Mallarangeng, President Susilo Bambang Yudhoyono’s handpicked choice to lead the Democratic Party until he was pushed aside by party leader Anas Urbaningrum – himself thought to be a suspect in the same corruption probe – was once thought to be presidential material to replace SBY after he is scheduled to leave office in 2014.
The charges had long been expected, dealing with the construction of the scandal-plagued athletes’ village for the 2011 Southeast Asian Games. A widening ring of top Democratic Party officials has been snared in the probe, including the onetime party treasurer, Muhammad Nazaruddin, who has been jailed on bribery charges and who has been an invaluable witness central to the case. Earlier this week Nazaruddin submitted documents to the KPK that he said proved that Anas Urbaningrum and secretary general Edhie Baskoro Yudhoyono — SBY’s son — were aware of the flow of corruption-tainted funds.

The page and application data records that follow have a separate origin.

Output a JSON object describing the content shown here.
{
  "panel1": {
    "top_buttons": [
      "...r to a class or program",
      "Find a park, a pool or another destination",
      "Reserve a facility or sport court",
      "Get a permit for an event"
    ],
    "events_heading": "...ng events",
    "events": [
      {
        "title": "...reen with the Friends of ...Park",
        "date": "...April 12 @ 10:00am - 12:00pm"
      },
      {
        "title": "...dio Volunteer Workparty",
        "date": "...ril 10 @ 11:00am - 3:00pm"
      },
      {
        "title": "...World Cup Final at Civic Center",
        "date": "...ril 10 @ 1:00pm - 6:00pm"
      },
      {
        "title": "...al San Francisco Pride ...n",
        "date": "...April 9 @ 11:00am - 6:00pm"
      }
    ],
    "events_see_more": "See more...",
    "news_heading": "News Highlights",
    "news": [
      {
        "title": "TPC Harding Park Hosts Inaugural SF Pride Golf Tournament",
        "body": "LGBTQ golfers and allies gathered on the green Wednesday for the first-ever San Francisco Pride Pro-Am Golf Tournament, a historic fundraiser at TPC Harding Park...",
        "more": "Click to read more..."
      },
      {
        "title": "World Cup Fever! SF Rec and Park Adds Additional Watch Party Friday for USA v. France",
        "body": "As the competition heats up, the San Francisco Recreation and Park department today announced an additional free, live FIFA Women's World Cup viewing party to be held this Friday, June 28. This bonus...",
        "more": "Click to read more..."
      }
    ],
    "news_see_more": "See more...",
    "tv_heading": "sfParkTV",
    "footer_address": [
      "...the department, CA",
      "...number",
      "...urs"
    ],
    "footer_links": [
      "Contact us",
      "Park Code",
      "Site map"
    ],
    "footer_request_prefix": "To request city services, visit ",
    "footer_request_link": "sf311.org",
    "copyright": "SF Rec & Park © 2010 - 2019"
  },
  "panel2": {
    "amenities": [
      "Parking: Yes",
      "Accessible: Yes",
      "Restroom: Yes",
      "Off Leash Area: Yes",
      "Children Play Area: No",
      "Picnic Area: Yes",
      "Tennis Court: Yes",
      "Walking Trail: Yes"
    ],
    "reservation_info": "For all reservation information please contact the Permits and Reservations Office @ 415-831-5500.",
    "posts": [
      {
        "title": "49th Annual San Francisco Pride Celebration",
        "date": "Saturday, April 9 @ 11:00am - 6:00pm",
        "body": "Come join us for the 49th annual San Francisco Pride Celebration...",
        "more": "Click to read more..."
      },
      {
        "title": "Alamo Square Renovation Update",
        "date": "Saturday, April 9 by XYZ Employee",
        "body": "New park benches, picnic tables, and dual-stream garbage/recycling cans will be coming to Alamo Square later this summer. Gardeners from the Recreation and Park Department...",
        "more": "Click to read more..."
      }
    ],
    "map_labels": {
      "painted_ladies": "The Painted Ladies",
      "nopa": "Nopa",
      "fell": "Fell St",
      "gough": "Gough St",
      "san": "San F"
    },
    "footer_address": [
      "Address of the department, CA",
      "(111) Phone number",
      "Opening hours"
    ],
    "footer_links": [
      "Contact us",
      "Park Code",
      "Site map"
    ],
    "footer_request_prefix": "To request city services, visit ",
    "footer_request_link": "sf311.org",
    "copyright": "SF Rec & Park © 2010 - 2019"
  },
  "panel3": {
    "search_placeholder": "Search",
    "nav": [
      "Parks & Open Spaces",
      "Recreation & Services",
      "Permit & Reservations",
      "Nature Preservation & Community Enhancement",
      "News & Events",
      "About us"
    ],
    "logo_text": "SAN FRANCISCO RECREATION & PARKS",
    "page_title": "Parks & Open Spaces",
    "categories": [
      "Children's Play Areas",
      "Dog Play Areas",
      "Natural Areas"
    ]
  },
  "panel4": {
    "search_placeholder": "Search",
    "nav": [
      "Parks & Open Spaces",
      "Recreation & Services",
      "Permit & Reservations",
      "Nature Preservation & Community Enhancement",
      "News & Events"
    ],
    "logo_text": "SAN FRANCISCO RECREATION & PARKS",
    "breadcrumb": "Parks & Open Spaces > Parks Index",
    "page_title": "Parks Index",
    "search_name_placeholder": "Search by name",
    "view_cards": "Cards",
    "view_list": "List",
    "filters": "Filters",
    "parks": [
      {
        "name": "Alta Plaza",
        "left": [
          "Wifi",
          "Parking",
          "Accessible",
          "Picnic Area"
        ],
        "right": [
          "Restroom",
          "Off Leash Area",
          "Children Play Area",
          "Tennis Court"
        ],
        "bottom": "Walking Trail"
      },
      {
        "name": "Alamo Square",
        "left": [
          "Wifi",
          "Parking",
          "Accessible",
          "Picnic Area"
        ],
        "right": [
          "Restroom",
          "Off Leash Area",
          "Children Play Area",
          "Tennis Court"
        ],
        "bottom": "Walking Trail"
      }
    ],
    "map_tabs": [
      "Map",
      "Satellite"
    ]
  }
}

Mallarangang “is a huge disappointment to a lot of people because he was once thought to be clean and an example of a new breed of political leader,” said a veteran Jakarta-based political analyst. The act is yet another indication that the Corruption Eradication Commission is drawing ever closer to the circle that surrounds the president himself. Read the rest of this entry »
Dec 6, 2012
It is arguable whether Malaysia has really done better in the latest Corruption Perception Index (CPI) report released by Transparency International-Malaysia, on behalf of Transparency International in Berlin.
As the report states clearly, the scoring system this year has been upgraded. Hence it cannot be accurately compared to last year’s scoring.
Thus it can be misleading to highlight the claim that Malaysia has moved up six places to number 54 this year, compared to the ranking of 60 last year.
Furthermore Malaysia scored 49 out of 100 marks for this year. This is below the half mark of 50 thus placing Malaysia amongst the two-thirds of the 176 countries surveyed, that have serious corruption problems.
So how can we say that we have improved? If at all we have improved, it is a very insignificant improvement, which does not deserve all the praise bestowed on this dubious success. Read the rest of this entry »